In health there is the development of the NHS Constitution and in that people have rights to a wonderful health service but they have also got responsibilities to themselves, interestingly, about their own health and to take care of their own health as well as not to waste the resources of the Health Service because by wasting the resources of the Health Service then they were denying other people’s rights.
But but but,
I made it very clear that we are not saying that people’s rights to healthcare are contingent on them showing responsibility, but we are trying to create a society – and society depends on this – in which there is a greater level of responsibility and we need to raise these issues.
So in essence the Bill of Rights and Responsibilities will be nothing more than a wagging finger!
Richard Shepherd said,
A Bill of Rights is essentially about the liberty and freedom of the citizens and it is through the democratic process and protecting the democratic process to advance all those causes that this Committee has become a plaything for special interest groups.

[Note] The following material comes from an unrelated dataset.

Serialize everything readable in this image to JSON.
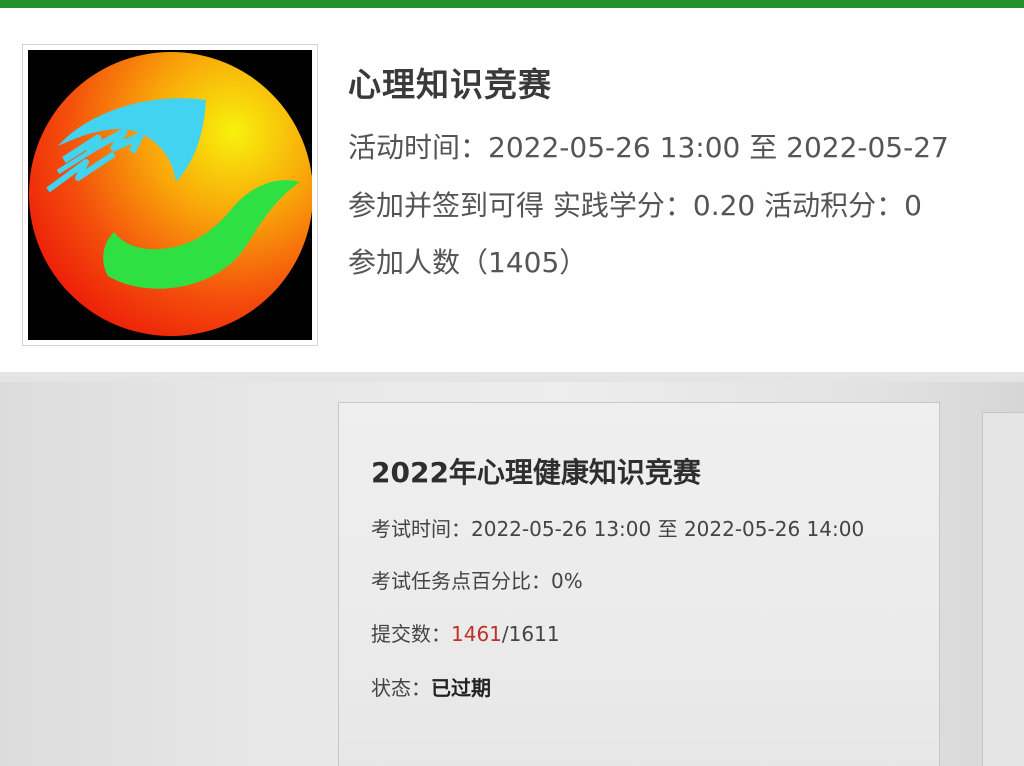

Now, because Parliament is very jealous of Parliamentary sovereignty we will struggle to get it here, but we could do worse than look at the USA’s Bill of Rights‘ restrictions on government, too: “Congress shall make no law…” and so on.
Straw made the interesting point that,
… it was not so much what those who framed the Bill of Rights had in mind, but in the 19th century through Dicey we developed a view that people’s rights were defined negatively, but it was never appropriate to define them positively, and I think we have learnt in recent decades, not least because we are now a much more heterogeneous society than we were, that you have got to define rights in a positive way as well.
But the Earl of Onslow said,
… what a Bill of Rights is there to do is to restrain executive over-exuberance, to put it at its mildest …
Then there is some realisation that Straw & co. seem to be approaching it from the law of equity, which sadly I have even less clue about than common law (i.e. none).
Hirst v UK was mentioned in relation to how the Government responds to adverse human rights judgements – a case that went before the ECtHR regarding the rights of prisoners to vote (our Government said none of them should be able to, the ECtHR said a blanket ban was a violation of the Convention). Lord Lester was rather critical of the Government’s “prevarication”, claiming that Cyprus and Ireland had dealt with it very quickly even though they weren’t parties:
The suspicion is that what you are seeking to do – and I am sorry to put it in this adversarial way – is to delay it until after the next election for fear that the tabloid newspapers would crucify the Government.
Straw responded that it was because the two main parties (Labour and Conservatives) agreed that prisoners shouldn’t have voting rights, so the question was how to abide by the judgement without Parliamentary support:
We have to meet our obligations but we need to do it in a way which achieves consent as well as meeting in full our obligations.
I wonder what the point is of signing up to a Convention when we ignore inconvenient judgements.